The Big Necessity: The Unmentionable World of Human Waste and Why It Matters
By Rose George
Metropolitan Books, 288 pages, $26
Let’s not be clever. The Big Necessity: The Unmentionable World of Human Waste and Why It Matters, Rose George’s perfectly disquieting new book, is very good.
How do I know? Because as I sat reading it in a small park in my Manhattan neighborhood, I became acutely aware that the soaring condos surrounding me were only possible because they served as chutes for the disposal of human excrement: All around me thousands of gallons of human waste and wastewater plummeted to the earth to be swallowed by New York City’s perennially overtaxed sewer system. It was like seeing through to the Matrix. I was suddenly a filthy-minded Roquentin. Not a pleasant experience. To flush or not to flush became a question of moral courage, or cowardice.

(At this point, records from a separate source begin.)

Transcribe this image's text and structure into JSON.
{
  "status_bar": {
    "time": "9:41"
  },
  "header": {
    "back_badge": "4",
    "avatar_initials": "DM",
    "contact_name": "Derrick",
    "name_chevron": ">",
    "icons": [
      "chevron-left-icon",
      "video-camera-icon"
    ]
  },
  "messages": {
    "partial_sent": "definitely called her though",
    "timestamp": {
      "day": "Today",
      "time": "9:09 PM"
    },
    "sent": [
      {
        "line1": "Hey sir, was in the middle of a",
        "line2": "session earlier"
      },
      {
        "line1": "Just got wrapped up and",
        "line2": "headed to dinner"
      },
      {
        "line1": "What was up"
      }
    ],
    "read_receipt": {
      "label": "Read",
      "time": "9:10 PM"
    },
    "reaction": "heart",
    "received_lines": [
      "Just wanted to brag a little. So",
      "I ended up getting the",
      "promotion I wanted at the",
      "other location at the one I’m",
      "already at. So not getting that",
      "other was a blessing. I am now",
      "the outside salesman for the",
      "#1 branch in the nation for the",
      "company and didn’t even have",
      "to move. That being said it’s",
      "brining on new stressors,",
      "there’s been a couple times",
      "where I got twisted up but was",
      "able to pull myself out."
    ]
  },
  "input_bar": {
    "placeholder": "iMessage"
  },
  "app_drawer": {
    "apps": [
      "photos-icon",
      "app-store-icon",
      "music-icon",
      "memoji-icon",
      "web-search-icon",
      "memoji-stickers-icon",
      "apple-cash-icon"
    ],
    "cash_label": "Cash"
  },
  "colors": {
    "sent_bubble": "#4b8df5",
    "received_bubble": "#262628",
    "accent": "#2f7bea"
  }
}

I realize that what I’ve just written is not so much an analytical or aesthetic judgment as it is a visceral response, but that’s all part of Ms. George’s plan. As she notes, “Anyone who doesn’t find excrement disgusting risks contracting twenty-five diarrheal diseases from getting too close to it.” So we stay away—in the first world we have plumbing to shield our bodies and euphemisms to shield our psyches—but that doesn’t mean that we should ignore the issue of human waste as a ubiquitous and eternal problem. With wit, narrative skill and compassion, The Big Necessity, all feculent humor aside, re-humanizes shit, allowing us to examine a major international public health nuisance.
LET’S STAY CLOSE to home for a moment, though. New York’s sewage system, Ms. George writes, is “heinously expensive to maintain and upgrade, excessively wasteful of
And we’ve got it good: Screening out the lumps is a luxury.
Debilitating fecal contamination of
According to Ms. George, contaminated
Nothing about this is mysterious. If nothing else—and there’s plenty else—instinct tells us that feces in
That’s not to say that the book is all gloom and doom or a ponderous drag. In fact, it’s a breeze. Ms. George is a lucid, supple writer, and approaching the subject as a journalist, she’s able to tell her story on several different registers. And, quite honestly, the topic is fascinating. From the fecal transplant (let’s not discuss, please) to the politics of the public toilet to the Japanese obsession with toilets more sophisticated than most cars, the book abounds with creepy and compelling tales that blur the boundaries between health, fear, etiquette, custom and revulsion.
As Rose George writes, “To be uninterested in the … toilet is to be uninterested in life.”
Michael Washburn is the assistant director of the Center for the Humanities at the Graduate Center, CUNY. He can be reached at email@example.com.